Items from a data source
________________________
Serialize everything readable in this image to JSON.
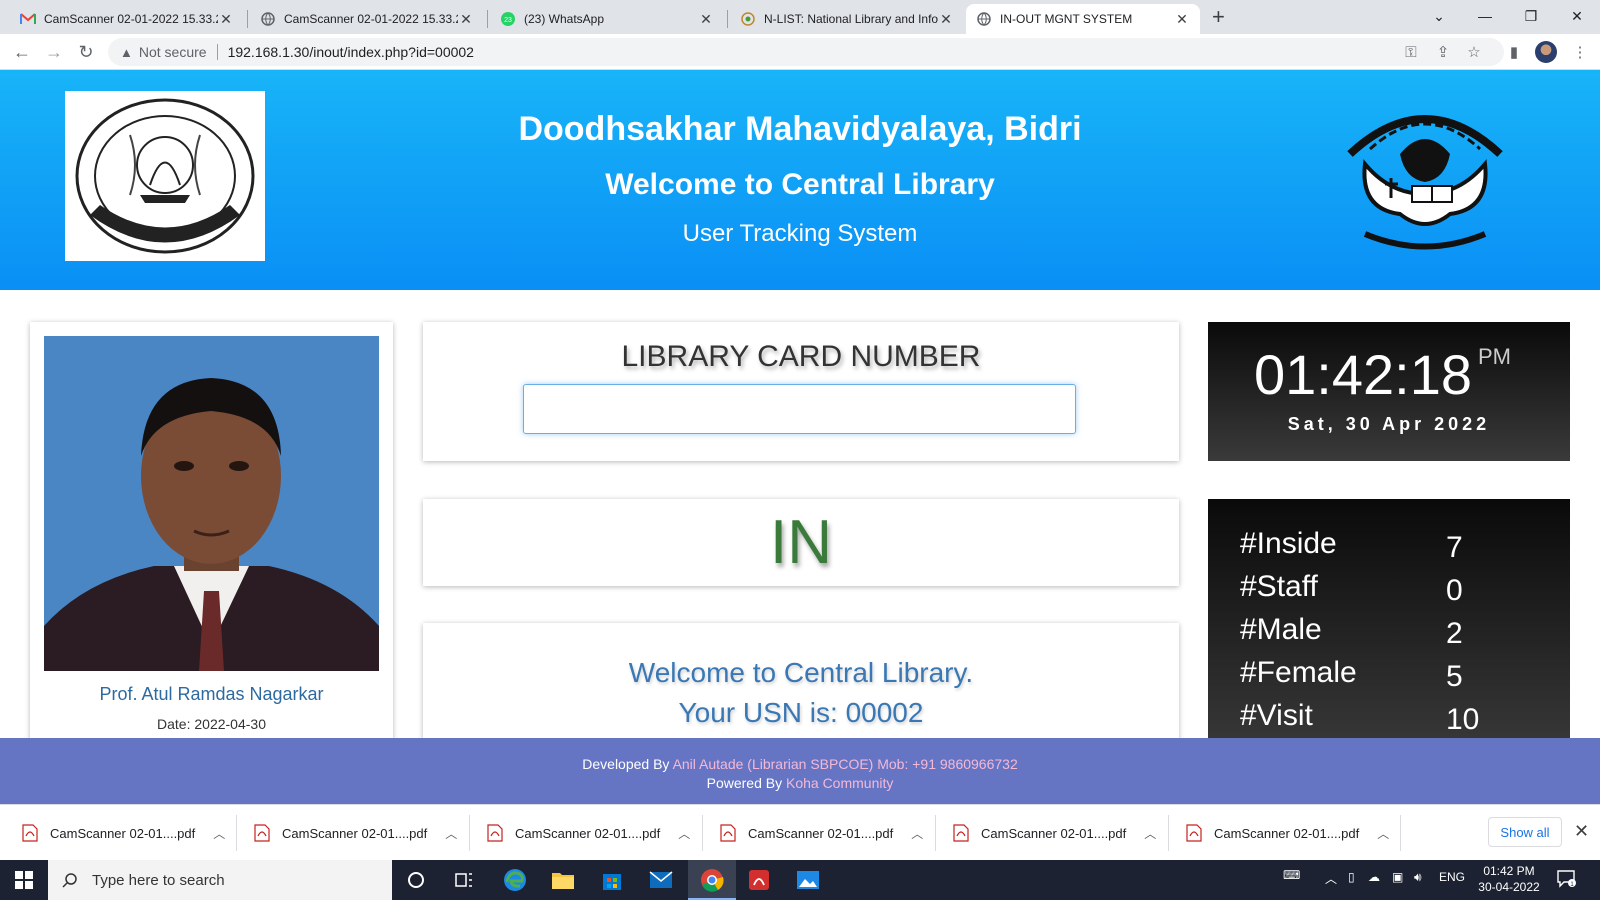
{
  "browser": {
    "tabs": [
      {
        "title": "CamScanner 02-01-2022 15.33.2",
        "icon": "gmail-icon",
        "active": false
      },
      {
        "title": "CamScanner 02-01-2022 15.33.2",
        "icon": "globe-icon",
        "active": false
      },
      {
        "title": "(23) WhatsApp",
        "icon": "whatsapp-icon",
        "active": false
      },
      {
        "title": "N-LIST: National Library and Info",
        "icon": "nlist-icon",
        "active": false
      },
      {
        "title": "IN-OUT MGNT SYSTEM",
        "icon": "globe-icon",
        "active": true
      }
    ],
    "security_label": "Not secure",
    "url": "192.168.1.30/inout/index.php?id=00002"
  },
  "header": {
    "title": "Doodhsakhar Mahavidyalaya, Bidri",
    "subtitle": "Welcome to Central Library",
    "tagline": "User Tracking System"
  },
  "user": {
    "name": "Prof. Atul Ramdas Nagarkar",
    "date": "Date: 2022-04-30"
  },
  "card_input": {
    "label": "LIBRARY CARD NUMBER",
    "value": ""
  },
  "status": "IN",
  "message": {
    "line1": "Welcome to Central Library.",
    "line2": "Your USN is: 00002"
  },
  "clock": {
    "time": "01:42:18",
    "ampm": "PM",
    "date": "Sat, 30 Apr 2022"
  },
  "stats": [
    {
      "label": "#Inside",
      "value": "7"
    },
    {
      "label": "#Staff",
      "value": "0"
    },
    {
      "label": "#Male",
      "value": "2"
    },
    {
      "label": "#Female",
      "value": "5"
    },
    {
      "label": "#Visit",
      "value": "10"
    }
  ],
  "footer": {
    "developed_by": "Developed By",
    "developer": "Anil Autade (Librarian SBPCOE) Mob: +91 9860966732",
    "powered_by": "Powered By",
    "platform": "Koha Community"
  },
  "downloads": {
    "items": [
      "CamScanner 02-01....pdf",
      "CamScanner 02-01....pdf",
      "CamScanner 02-01....pdf",
      "CamScanner 02-01....pdf",
      "CamScanner 02-01....pdf",
      "CamScanner 02-01....pdf"
    ],
    "show_all": "Show all"
  },
  "taskbar": {
    "search_placeholder": "Type here to search",
    "language": "ENG",
    "time": "01:42 PM",
    "date": "30-04-2022",
    "notification_count": "1"
  },
  "colors": {
    "header_blue": "#0a8ff5",
    "status_green": "#3a7a3a",
    "message_blue": "#3a78b5",
    "footer_purple": "#6575c4"
  }
}
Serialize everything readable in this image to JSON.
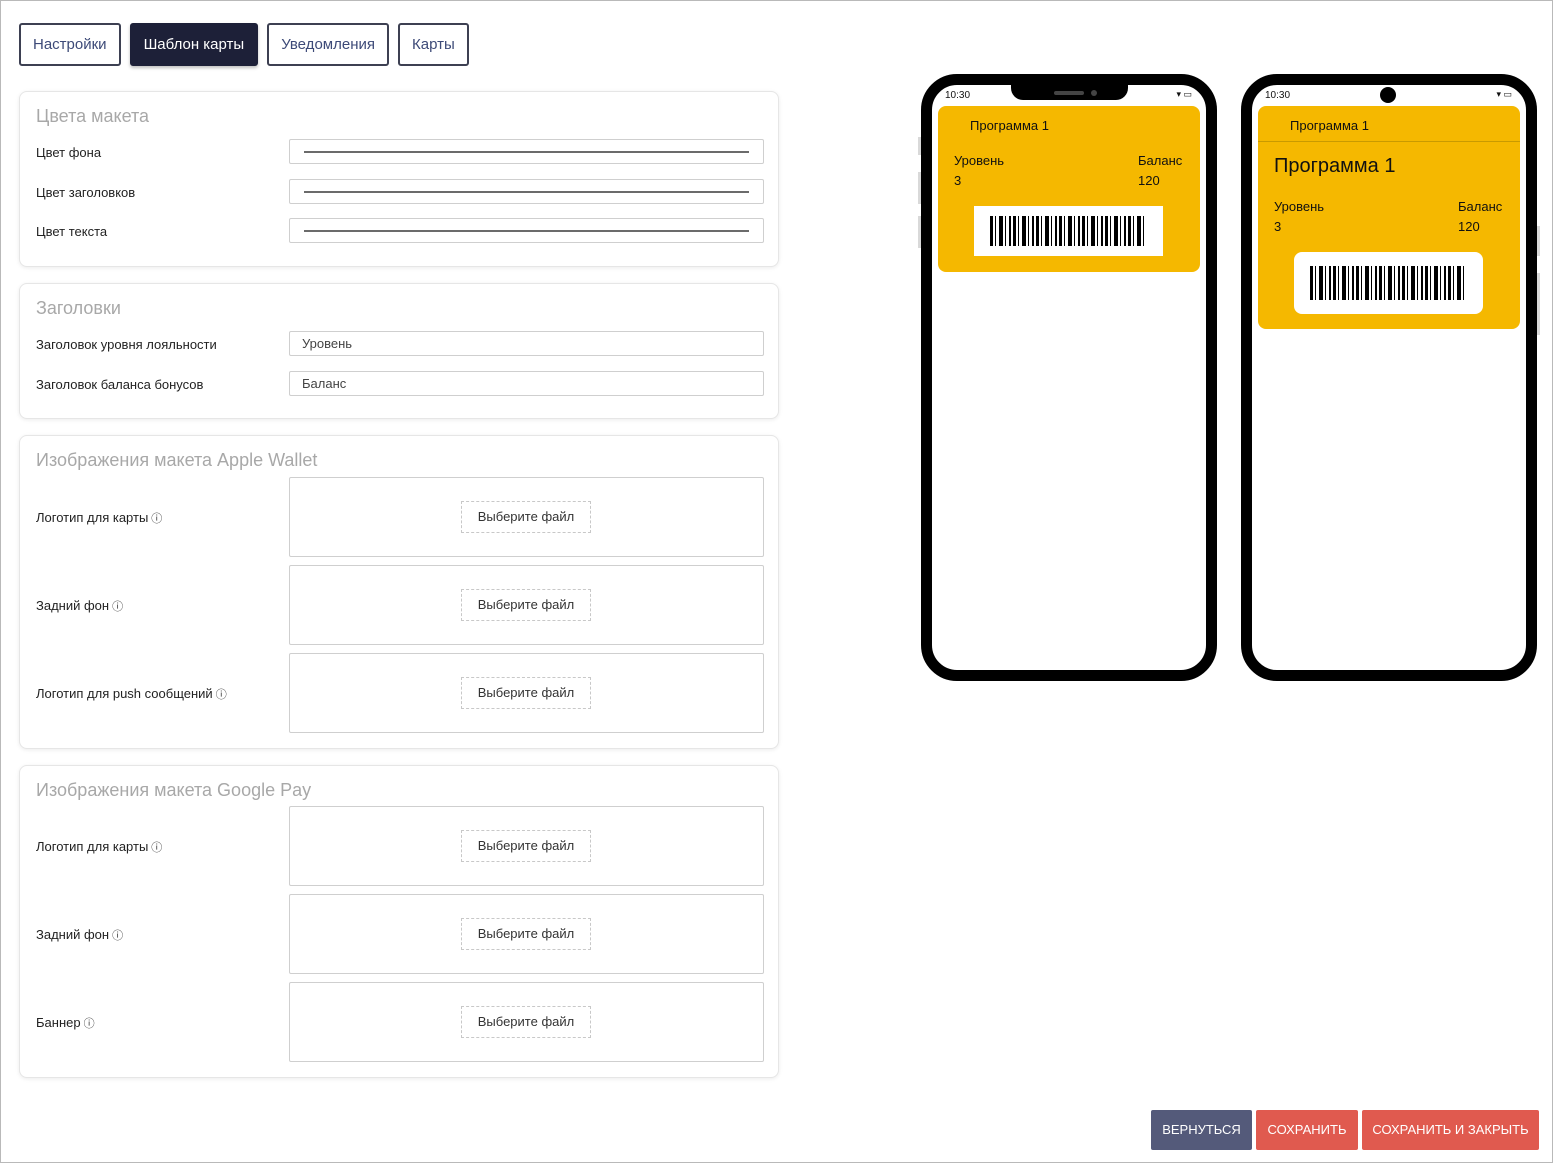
{
  "tabs": [
    {
      "label": "Настройки"
    },
    {
      "label": "Шаблон карты"
    },
    {
      "label": "Уведомления"
    },
    {
      "label": "Карты"
    }
  ],
  "colors_section": {
    "title": "Цвета макета",
    "rows": [
      {
        "label": "Цвет фона"
      },
      {
        "label": "Цвет заголовков"
      },
      {
        "label": "Цвет текста"
      }
    ]
  },
  "headers_section": {
    "title": "Заголовки",
    "rows": [
      {
        "label": "Заголовок уровня лояльности",
        "value": "Уровень"
      },
      {
        "label": "Заголовок баланса бонусов",
        "value": "Баланс"
      }
    ]
  },
  "apple_section": {
    "title": "Изображения макета Apple Wallet",
    "rows": [
      {
        "label": "Логотип для карты",
        "button": "Выберите файл"
      },
      {
        "label": "Задний фон",
        "button": "Выберите файл"
      },
      {
        "label": "Логотип для push сообщений",
        "button": "Выберите файл"
      }
    ]
  },
  "google_section": {
    "title": "Изображения макета Google Pay",
    "rows": [
      {
        "label": "Логотип для карты",
        "button": "Выберите файл"
      },
      {
        "label": "Задний фон",
        "button": "Выберите файл"
      },
      {
        "label": "Баннер",
        "button": "Выберите файл"
      }
    ]
  },
  "info_glyph": "ⓘ",
  "preview_apple": {
    "time": "10:30",
    "status_icons": "▾ ▭",
    "program": "Программа 1",
    "level_label": "Уровень",
    "level_value": "3",
    "balance_label": "Баланс",
    "balance_value": "120"
  },
  "preview_google": {
    "time": "10:30",
    "status_icons": "▾ ▭",
    "program_small": "Программа 1",
    "program_big": "Программа 1",
    "level_label": "Уровень",
    "level_value": "3",
    "balance_label": "Баланс",
    "balance_value": "120"
  },
  "card_color": "#f5b800",
  "buttons": {
    "back": "ВЕРНУТЬСЯ",
    "save": "СОХРАНИТЬ",
    "save_close": "СОХРАНИТЬ И ЗАКРЫТЬ"
  },
  "button_colors": {
    "back": "#545a7a",
    "save": "#e05a4f"
  }
}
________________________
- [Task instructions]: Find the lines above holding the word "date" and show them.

- [Finished task]:
    "date": "Date: 2022-04-30"
    "date": "Sat, 30 Apr 2022"
    "date": "30-04-2022",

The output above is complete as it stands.